__Activity__:
Please report every line in the entries that contains the string "arrow".

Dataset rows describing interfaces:
++++++++++
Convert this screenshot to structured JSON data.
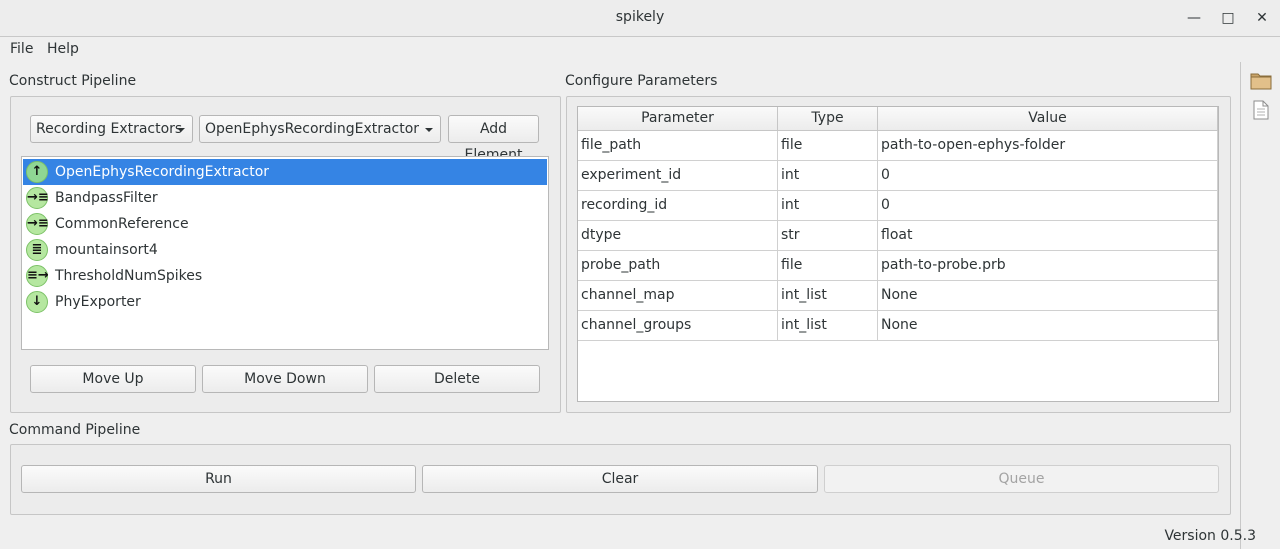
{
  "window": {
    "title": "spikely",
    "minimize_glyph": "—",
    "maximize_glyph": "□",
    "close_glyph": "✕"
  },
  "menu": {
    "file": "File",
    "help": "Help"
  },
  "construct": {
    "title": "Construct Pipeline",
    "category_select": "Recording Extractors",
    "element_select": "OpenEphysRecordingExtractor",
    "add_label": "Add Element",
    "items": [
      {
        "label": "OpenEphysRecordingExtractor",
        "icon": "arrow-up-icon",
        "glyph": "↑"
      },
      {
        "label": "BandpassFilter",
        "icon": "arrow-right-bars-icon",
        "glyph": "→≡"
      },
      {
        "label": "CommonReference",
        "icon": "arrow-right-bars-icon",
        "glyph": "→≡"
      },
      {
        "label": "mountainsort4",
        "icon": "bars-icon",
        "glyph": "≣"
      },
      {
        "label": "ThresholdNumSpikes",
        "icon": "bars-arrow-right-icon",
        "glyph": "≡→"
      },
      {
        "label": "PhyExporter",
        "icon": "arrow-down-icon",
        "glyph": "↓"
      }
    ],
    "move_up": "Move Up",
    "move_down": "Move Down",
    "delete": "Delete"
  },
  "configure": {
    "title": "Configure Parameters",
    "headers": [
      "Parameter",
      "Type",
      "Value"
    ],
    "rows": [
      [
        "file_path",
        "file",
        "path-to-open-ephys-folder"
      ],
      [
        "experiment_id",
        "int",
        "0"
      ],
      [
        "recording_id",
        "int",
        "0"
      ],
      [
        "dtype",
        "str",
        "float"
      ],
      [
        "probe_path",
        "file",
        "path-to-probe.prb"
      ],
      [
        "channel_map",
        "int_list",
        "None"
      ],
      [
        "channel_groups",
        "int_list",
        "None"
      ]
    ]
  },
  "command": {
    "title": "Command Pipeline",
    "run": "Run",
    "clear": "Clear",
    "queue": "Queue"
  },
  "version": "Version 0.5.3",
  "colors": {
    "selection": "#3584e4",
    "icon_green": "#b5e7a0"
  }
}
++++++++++
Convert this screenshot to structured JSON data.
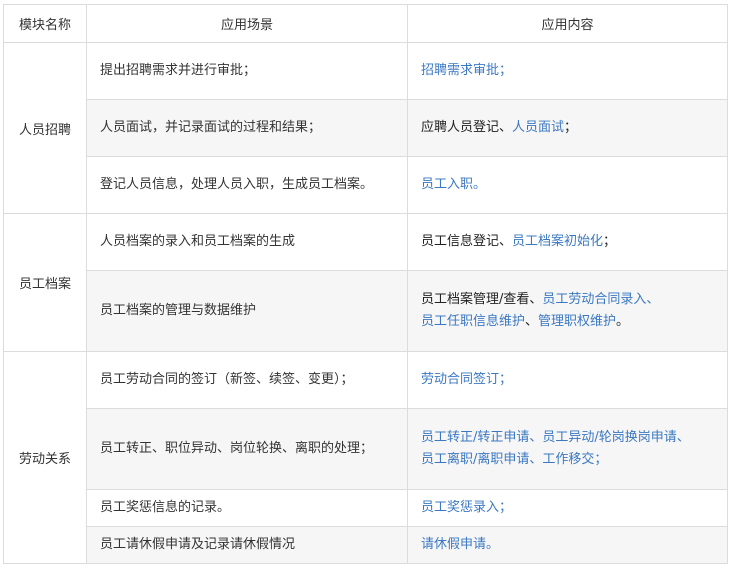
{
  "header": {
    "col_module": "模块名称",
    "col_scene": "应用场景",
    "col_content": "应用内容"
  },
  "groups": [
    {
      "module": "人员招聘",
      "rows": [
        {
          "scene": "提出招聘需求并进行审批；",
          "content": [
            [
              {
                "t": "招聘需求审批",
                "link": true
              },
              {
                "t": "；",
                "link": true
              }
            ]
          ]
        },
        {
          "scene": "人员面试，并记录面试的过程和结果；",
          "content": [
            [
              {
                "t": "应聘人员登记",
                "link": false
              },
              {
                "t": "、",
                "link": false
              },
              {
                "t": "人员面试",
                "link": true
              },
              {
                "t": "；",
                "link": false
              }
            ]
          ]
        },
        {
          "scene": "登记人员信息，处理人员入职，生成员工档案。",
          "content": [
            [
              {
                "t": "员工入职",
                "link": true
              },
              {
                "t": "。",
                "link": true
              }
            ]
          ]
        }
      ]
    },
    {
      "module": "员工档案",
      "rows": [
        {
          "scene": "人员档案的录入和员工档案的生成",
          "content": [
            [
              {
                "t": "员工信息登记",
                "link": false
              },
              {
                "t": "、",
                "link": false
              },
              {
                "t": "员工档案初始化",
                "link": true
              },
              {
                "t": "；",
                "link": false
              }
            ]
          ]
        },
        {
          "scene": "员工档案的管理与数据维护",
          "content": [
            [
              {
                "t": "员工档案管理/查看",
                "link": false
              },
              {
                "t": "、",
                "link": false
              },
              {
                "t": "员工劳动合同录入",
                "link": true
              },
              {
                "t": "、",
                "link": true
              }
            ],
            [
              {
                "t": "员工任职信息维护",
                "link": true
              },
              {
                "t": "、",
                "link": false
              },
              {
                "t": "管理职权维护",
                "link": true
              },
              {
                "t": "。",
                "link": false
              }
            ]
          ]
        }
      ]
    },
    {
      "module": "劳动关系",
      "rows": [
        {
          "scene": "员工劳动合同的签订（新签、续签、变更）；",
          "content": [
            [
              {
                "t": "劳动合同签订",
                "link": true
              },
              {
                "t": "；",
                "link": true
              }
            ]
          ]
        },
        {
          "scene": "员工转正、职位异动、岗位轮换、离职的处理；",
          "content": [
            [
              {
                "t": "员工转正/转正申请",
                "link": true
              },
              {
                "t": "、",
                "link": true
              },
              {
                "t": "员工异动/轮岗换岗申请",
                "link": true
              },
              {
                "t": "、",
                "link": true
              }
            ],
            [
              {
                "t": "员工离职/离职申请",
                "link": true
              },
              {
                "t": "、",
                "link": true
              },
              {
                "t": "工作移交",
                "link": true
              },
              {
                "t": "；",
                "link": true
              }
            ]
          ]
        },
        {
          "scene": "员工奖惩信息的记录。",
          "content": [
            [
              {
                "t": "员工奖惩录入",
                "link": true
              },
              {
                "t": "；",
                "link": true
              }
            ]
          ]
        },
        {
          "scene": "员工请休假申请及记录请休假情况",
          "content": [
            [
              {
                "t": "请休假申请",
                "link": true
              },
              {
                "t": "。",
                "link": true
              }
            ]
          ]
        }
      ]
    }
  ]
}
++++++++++
__Solution below__:
        "icon": "arrow-up-icon",
        "icon": "arrow-right-bars-icon",
        "icon": "arrow-right-bars-icon",
        "icon": "bars-arrow-right-icon",
        "icon": "arrow-down-icon",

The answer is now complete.